*** Block opens ***
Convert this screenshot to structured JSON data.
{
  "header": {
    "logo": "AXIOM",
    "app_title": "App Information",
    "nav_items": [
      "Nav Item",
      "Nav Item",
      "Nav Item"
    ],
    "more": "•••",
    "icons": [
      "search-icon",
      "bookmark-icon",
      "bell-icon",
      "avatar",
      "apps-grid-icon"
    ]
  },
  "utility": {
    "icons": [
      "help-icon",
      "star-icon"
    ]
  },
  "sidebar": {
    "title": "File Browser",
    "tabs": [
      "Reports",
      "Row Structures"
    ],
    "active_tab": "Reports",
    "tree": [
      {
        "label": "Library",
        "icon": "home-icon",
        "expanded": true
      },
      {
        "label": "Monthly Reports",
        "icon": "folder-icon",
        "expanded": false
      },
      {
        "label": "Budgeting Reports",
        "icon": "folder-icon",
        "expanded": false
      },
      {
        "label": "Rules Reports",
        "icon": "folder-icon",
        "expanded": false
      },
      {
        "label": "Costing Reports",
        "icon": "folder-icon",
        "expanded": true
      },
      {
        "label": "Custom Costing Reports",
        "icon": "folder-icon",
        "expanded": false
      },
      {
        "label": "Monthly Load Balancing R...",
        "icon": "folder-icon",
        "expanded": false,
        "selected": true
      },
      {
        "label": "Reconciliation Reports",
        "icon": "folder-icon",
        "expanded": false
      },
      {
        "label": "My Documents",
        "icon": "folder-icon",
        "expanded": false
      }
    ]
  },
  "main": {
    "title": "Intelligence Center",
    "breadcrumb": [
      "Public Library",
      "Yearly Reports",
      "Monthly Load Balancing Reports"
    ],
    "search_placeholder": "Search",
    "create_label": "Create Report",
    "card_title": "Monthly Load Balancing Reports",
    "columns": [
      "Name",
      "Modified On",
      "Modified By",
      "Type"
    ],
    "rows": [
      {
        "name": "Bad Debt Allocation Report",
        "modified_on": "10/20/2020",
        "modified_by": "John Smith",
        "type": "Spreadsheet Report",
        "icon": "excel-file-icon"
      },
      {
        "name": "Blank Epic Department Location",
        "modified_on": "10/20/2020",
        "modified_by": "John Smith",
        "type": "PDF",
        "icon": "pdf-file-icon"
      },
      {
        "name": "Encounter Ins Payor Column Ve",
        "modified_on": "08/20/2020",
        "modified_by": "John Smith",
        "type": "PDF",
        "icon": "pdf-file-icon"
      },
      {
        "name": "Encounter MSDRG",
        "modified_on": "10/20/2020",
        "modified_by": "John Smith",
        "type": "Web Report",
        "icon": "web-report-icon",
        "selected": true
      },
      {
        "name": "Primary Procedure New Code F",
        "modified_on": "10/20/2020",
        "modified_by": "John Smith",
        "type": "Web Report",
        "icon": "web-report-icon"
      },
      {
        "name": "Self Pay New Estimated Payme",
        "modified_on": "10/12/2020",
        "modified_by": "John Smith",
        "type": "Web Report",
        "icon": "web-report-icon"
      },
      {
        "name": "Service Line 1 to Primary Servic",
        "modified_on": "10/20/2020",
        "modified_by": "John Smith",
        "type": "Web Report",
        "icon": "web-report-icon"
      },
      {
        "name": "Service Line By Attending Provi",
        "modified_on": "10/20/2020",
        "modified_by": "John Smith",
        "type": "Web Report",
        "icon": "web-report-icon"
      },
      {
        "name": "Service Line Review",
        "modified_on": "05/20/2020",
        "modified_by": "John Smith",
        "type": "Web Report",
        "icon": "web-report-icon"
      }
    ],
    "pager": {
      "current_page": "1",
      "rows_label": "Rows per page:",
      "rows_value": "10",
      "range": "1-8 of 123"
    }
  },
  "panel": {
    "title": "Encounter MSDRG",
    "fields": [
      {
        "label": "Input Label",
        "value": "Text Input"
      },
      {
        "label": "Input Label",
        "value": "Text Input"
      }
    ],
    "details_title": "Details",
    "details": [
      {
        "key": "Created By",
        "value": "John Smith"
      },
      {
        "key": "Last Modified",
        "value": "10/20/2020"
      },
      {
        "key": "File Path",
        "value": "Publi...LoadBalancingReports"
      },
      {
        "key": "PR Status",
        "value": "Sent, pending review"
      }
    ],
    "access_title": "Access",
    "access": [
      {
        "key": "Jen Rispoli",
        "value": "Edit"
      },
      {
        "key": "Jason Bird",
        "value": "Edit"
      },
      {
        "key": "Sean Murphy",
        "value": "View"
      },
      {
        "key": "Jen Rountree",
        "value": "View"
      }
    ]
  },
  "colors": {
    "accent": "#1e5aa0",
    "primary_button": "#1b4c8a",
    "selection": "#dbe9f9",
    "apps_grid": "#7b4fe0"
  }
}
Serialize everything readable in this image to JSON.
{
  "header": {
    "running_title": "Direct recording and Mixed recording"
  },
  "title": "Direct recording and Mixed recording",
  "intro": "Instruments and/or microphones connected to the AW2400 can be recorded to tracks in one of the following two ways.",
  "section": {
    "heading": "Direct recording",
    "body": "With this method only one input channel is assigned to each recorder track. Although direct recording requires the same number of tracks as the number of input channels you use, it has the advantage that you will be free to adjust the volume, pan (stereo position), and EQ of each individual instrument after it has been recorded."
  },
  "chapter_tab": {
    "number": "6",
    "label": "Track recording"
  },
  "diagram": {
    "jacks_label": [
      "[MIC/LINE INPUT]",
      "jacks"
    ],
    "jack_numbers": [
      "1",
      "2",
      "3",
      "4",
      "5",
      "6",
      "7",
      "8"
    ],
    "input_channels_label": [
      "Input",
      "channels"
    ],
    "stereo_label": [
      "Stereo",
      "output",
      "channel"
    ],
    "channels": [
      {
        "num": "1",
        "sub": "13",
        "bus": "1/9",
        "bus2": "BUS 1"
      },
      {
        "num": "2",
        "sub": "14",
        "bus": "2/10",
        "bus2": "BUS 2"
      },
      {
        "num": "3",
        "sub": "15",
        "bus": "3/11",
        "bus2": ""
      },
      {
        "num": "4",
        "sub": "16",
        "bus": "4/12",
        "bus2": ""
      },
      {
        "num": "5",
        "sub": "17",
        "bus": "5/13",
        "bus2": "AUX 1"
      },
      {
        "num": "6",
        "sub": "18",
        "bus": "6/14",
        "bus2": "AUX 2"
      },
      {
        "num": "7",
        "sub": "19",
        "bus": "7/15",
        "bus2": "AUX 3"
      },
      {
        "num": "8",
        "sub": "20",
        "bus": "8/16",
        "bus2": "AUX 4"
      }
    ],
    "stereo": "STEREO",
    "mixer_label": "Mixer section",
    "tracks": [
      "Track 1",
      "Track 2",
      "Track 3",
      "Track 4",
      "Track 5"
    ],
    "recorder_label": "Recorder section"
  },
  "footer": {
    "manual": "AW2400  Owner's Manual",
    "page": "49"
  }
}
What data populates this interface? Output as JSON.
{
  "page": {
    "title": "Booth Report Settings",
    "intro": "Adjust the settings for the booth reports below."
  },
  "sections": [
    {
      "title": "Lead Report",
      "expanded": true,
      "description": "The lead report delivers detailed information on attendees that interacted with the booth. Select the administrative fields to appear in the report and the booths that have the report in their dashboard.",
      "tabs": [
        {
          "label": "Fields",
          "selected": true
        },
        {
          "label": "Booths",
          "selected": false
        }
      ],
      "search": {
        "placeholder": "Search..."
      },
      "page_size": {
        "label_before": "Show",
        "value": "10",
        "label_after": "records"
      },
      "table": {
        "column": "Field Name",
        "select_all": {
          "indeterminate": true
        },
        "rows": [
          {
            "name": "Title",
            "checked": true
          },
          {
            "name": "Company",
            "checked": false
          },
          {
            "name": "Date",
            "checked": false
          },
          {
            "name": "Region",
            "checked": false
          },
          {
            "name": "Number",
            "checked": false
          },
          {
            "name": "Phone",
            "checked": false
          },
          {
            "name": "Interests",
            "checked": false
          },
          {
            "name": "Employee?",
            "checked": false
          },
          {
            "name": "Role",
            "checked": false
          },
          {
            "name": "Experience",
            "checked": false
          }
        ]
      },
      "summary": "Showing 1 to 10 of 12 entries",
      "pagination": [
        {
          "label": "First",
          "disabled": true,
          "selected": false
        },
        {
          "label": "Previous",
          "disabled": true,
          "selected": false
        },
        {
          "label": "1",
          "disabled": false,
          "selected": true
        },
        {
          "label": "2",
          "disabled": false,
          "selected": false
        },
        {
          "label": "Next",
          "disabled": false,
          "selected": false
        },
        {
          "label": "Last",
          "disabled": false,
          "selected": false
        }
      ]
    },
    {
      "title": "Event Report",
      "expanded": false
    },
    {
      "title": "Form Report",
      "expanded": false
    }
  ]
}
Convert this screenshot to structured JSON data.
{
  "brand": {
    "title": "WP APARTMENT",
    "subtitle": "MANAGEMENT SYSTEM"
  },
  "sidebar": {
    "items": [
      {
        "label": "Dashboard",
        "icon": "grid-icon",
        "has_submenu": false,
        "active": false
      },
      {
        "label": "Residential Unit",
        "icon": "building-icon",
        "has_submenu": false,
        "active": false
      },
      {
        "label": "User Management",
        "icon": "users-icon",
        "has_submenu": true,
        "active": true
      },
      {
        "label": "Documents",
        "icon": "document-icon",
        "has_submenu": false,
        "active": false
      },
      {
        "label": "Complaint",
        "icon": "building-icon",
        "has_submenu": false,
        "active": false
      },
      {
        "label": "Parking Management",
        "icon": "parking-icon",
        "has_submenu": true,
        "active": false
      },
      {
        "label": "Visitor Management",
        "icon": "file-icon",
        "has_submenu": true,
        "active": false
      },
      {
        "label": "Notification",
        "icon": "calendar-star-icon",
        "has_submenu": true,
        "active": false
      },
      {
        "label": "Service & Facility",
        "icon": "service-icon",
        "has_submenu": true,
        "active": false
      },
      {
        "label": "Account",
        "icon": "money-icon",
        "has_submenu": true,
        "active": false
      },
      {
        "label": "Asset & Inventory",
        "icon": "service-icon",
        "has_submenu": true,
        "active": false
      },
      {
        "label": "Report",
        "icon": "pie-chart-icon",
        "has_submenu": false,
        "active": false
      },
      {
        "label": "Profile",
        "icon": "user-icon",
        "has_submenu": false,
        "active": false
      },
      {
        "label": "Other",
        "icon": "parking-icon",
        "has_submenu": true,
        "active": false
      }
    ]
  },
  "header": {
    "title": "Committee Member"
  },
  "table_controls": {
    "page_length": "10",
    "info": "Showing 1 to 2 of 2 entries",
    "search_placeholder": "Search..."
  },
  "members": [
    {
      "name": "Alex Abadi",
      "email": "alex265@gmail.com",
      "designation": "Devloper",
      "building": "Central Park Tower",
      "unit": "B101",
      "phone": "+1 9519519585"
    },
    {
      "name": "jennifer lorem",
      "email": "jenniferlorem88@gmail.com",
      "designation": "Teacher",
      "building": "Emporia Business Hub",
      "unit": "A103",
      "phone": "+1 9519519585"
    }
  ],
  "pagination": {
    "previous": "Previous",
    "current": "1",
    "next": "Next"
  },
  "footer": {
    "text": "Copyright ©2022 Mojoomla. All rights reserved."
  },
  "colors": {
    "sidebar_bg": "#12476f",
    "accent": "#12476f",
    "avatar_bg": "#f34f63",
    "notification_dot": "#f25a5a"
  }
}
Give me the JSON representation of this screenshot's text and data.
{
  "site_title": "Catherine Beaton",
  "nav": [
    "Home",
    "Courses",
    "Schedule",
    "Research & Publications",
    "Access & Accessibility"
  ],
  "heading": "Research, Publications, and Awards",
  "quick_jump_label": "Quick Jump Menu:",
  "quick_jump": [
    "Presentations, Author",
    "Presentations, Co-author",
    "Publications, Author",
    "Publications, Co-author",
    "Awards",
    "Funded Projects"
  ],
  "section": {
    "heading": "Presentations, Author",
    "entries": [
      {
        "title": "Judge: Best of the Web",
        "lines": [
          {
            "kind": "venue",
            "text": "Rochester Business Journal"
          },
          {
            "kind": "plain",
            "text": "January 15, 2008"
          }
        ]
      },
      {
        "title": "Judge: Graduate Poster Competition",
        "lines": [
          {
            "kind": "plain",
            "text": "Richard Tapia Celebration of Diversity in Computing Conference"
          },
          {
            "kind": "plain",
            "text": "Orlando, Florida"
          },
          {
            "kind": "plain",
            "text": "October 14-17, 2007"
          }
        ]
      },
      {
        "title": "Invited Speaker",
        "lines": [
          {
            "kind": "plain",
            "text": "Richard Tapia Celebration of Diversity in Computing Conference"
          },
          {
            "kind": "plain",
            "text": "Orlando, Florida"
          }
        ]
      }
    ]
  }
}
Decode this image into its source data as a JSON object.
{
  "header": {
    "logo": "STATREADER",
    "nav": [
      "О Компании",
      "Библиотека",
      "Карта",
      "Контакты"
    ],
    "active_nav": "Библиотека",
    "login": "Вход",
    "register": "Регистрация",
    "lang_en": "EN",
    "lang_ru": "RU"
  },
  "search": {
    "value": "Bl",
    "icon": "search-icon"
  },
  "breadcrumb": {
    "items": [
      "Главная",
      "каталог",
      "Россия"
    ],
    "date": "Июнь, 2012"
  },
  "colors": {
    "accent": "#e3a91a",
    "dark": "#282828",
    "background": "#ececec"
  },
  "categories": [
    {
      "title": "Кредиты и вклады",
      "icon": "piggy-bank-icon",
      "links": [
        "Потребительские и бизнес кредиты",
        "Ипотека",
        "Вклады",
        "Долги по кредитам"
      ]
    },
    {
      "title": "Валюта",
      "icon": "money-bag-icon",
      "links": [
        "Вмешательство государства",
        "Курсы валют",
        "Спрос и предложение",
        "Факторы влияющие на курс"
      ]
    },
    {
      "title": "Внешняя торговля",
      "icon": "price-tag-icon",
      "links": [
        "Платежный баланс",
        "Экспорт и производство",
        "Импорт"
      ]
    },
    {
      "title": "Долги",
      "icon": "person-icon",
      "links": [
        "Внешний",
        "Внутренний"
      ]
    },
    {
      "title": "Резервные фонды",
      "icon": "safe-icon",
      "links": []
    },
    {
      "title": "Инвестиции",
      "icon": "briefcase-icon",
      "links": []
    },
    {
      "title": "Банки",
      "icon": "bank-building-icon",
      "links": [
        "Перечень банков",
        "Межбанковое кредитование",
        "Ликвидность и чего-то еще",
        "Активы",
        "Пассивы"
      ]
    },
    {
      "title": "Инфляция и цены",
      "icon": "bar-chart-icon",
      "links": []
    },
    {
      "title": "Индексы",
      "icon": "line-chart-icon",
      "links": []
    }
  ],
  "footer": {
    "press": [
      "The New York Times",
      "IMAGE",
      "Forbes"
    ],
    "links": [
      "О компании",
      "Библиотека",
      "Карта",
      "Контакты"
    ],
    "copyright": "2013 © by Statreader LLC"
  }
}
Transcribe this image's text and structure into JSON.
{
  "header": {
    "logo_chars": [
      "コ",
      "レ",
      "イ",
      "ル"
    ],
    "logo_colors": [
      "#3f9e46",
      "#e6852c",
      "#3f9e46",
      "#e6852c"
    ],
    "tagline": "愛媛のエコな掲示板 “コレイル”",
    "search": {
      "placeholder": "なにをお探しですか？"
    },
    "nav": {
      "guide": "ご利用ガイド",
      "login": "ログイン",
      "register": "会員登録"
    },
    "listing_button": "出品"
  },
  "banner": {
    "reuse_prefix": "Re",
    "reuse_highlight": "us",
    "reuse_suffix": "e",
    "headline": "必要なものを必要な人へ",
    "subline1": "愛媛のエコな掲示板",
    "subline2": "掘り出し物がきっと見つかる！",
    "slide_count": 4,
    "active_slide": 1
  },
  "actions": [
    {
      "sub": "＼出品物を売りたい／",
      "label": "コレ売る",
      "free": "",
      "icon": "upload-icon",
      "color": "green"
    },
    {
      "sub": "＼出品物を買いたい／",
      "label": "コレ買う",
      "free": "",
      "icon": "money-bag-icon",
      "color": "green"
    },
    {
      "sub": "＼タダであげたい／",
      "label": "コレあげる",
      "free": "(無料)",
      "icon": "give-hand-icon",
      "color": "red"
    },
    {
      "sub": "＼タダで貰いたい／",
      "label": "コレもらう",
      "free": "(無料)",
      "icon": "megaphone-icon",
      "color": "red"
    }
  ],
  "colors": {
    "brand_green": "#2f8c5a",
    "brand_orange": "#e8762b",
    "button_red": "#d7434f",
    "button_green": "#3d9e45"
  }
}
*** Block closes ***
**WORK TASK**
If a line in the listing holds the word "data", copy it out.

**EXERCISE ANSWER**
Convert this screenshot to structured JSON data.
What data populates this interface? Output as JSON.
Convert this screenshot to structured JSON data.
Give me the JSON representation of this screenshot's text and data.
Decode this image into its source data as a JSON object.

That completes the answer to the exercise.